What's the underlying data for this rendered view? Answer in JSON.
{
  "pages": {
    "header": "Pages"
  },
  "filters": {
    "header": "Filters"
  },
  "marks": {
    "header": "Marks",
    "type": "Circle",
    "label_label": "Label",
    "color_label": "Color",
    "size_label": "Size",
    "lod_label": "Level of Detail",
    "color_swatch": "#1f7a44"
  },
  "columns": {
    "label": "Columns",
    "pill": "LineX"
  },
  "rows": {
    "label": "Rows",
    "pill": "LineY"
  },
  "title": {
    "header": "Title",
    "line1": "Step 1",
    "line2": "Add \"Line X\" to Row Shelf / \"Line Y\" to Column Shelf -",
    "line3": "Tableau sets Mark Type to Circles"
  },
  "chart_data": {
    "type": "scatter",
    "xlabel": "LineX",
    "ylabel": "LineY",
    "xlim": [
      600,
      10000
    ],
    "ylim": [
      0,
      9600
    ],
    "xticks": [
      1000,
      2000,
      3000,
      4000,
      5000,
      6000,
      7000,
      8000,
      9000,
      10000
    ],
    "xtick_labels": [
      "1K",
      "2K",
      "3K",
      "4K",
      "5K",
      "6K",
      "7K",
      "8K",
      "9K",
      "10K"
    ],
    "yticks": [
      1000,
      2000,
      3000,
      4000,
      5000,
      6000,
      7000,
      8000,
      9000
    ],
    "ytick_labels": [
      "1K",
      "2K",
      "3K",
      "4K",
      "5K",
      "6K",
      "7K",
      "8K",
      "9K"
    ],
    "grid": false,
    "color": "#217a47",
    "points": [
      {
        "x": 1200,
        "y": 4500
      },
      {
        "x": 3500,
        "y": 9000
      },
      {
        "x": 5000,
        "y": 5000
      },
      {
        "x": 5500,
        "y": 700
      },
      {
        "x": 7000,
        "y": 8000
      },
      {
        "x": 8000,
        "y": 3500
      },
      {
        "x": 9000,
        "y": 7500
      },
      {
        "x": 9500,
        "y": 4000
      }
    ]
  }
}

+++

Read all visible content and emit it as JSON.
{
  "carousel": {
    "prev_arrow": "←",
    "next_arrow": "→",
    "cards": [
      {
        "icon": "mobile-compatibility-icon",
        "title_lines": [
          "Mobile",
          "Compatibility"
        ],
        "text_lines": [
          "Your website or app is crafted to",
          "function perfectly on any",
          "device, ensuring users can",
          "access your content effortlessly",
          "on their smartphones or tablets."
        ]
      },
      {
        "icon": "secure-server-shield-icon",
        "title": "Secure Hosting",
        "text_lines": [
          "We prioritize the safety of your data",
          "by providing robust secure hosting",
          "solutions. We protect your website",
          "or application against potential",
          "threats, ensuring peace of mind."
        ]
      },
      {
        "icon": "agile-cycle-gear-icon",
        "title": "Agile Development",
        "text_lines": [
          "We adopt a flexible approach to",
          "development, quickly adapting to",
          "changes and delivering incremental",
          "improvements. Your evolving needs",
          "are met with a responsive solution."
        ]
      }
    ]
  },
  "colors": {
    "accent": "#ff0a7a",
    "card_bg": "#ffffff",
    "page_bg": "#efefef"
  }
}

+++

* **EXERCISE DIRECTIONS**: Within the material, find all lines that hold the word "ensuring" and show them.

* **EXPECTED ANSWER**:
          "device, ensuring users can",
          "threats, ensuring peace of mind."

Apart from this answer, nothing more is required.